There is a tendency to write off costume dramas as inherently self-referential films, hardly capable of conveying a message that would speak to today’s audiences as much as it would have in times closer to the events it portrays. This is not the case of Frantz, François Ozon’s moving post-WWI tale which the French director presented at the 73rd edition of Venice Film Festival, a film whose timely pacifist message resonates across time and space.
Set against the backdrop of the devastation the first World War left Europe in, it tells the story of Anna (Paula Beer), a young German girl who lost her 23-year-old husband Frantz (Anton Von Lucke) on the French front and cannot let go of her past, at least until a supposed French friend of his, Adrien (Pierre Niney) shows up and the encounter will change her life forever.
We do not know just how close Adrien and Frantz were, and there are moments in which their relationship feels as though it could have been more than a beautiful friendship, but Frantz is a film that is so beautifully written that truths and lies are always inextricably wrapped up, so that every supposition we make gets refuted only minutes afterwards.
Frantz is a humane and delicate tale, centred upon the conflict between the older and younger generations, where the struggle between fathers and sons that makes for some of the most poignant and moving scenes.
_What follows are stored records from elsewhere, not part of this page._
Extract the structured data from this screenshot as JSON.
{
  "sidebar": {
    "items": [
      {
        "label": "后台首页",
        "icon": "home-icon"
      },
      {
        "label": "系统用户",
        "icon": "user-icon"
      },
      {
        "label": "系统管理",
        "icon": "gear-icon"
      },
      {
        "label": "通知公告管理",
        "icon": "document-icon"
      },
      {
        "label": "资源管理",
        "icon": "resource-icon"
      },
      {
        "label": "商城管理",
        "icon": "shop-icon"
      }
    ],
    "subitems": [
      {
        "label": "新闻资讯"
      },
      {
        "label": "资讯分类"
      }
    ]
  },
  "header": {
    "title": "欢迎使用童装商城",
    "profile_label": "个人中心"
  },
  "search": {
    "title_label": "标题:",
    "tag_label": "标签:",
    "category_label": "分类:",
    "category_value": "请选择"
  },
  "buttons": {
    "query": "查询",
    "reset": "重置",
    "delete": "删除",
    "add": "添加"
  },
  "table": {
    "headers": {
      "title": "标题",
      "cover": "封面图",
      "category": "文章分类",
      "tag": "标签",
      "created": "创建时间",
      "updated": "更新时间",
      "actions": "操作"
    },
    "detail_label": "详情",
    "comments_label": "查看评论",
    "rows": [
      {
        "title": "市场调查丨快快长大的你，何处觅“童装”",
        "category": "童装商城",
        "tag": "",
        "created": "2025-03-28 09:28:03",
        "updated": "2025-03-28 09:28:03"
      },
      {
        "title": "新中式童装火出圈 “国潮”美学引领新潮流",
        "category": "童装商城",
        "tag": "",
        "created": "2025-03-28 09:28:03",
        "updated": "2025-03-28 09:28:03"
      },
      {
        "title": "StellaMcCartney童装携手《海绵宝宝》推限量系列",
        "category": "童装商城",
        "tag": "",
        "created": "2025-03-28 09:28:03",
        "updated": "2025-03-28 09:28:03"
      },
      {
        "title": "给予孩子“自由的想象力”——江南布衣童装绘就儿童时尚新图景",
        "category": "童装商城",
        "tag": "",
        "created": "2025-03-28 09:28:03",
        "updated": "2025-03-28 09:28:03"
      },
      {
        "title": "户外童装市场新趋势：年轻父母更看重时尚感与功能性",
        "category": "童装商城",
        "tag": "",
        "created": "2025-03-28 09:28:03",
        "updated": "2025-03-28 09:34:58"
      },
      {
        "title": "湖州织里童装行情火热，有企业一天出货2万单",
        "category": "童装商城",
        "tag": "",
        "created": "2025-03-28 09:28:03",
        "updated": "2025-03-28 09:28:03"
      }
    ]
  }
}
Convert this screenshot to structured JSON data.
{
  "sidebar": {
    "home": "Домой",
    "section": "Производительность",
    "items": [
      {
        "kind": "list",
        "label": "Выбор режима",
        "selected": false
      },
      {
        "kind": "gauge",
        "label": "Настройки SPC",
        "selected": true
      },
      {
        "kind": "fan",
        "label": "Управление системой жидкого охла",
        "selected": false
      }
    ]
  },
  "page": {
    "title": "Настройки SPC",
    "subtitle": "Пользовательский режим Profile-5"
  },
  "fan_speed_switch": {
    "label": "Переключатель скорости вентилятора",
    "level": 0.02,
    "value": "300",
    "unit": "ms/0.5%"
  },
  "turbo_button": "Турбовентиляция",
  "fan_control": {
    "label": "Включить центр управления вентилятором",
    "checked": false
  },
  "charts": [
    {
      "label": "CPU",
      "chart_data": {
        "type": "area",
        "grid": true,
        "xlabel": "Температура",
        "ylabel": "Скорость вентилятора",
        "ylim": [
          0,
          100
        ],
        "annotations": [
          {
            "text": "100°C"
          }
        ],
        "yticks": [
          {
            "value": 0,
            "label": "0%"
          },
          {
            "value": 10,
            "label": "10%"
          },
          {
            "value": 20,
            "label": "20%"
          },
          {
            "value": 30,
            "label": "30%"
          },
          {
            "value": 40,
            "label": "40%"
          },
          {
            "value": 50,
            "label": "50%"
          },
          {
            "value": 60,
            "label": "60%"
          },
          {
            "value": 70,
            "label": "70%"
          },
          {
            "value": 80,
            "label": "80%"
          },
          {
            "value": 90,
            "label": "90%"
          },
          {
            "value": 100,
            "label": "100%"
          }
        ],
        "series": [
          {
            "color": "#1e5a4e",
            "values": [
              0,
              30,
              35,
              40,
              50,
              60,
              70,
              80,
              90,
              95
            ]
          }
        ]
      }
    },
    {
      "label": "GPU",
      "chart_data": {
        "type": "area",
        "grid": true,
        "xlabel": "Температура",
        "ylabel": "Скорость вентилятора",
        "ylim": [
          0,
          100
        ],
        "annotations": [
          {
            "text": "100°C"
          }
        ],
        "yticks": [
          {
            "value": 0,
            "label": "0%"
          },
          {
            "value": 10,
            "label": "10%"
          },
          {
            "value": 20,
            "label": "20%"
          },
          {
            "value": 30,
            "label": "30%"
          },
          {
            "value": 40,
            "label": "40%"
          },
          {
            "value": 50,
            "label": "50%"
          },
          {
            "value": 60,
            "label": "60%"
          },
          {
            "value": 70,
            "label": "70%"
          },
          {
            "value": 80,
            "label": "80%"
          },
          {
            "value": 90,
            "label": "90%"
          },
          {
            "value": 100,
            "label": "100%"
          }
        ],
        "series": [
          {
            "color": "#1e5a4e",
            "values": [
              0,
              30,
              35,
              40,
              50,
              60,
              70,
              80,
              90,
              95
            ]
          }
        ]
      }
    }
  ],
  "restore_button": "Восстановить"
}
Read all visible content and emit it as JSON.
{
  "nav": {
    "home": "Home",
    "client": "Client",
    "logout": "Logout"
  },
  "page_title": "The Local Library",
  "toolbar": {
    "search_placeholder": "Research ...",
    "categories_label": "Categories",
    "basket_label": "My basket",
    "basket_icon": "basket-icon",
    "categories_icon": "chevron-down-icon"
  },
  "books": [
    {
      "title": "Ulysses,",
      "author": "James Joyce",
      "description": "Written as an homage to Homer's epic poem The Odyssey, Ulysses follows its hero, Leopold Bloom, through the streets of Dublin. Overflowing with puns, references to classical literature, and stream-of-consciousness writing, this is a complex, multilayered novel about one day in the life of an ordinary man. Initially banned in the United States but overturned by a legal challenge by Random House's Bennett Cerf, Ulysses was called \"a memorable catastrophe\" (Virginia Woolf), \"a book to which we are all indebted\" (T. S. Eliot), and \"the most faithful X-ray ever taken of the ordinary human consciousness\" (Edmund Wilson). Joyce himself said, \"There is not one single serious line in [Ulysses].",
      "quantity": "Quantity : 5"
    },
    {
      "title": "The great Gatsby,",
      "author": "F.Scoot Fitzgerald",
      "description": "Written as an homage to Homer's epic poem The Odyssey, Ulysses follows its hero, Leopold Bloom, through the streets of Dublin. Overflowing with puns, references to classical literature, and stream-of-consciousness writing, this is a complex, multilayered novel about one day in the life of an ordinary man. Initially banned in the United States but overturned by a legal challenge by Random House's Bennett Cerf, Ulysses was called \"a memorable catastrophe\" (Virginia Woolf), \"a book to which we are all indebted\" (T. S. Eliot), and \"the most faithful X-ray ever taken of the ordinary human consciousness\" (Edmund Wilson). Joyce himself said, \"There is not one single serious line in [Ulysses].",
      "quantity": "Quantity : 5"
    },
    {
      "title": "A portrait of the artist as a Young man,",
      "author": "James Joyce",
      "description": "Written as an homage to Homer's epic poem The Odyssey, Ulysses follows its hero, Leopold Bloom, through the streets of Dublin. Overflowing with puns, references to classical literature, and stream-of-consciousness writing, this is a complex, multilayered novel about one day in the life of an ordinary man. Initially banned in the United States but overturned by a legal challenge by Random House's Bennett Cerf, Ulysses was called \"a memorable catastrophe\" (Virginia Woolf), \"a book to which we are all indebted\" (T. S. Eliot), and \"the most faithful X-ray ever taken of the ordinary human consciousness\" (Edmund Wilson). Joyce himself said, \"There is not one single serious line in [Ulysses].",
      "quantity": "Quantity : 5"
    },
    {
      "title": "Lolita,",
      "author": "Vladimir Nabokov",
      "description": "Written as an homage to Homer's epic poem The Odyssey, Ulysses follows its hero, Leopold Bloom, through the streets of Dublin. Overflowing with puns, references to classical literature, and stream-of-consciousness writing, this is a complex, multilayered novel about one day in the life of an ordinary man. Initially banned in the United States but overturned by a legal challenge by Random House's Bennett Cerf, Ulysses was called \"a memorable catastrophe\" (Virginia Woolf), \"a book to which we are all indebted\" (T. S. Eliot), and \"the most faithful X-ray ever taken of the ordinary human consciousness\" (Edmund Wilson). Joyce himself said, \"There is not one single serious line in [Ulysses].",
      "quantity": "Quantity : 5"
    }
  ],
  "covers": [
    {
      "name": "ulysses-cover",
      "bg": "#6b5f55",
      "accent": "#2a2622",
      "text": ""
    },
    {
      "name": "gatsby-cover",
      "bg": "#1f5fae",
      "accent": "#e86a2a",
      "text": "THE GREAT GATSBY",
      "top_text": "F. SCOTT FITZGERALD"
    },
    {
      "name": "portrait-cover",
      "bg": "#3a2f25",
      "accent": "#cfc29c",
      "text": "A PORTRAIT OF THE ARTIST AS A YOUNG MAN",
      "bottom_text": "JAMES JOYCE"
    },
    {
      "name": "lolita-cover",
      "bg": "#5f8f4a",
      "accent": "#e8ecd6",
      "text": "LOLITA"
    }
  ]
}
There is a memorable moment in which Frantz’s old father initially refuses to help Adrien due the grief the French people caused to his family, and eventually asks him to carry back to France his late son’s violin, and another heart-breaking scene in which the old man confronts a group of German nationalists reminding everyone it was the older generation who sent the young to die, and now drinks to the death of their own children.
Ozon chooses to shoot post-WWI Europe in black and white, and it is only during Adrien’s flashbacks or the rare times he will be playing the violin for Frantz’s family that colours fill the screen and the film magically brightens up, as though forerunning the promise of a better future, which never truly shows up. For war destroys cities, corrupts souls and fuels hatred, and Ozon portrays the physical and spiritual devastation of WWI turning Europe into a colourless wasteland.
In a time when the integrity of the Europe we know is under the threat of constant crises, Frantz’s message is a timely reminder of war’s de-humanising character, and a brilliant testament of the ways in which costume dramas can say so much about our present as they do about the past they portray.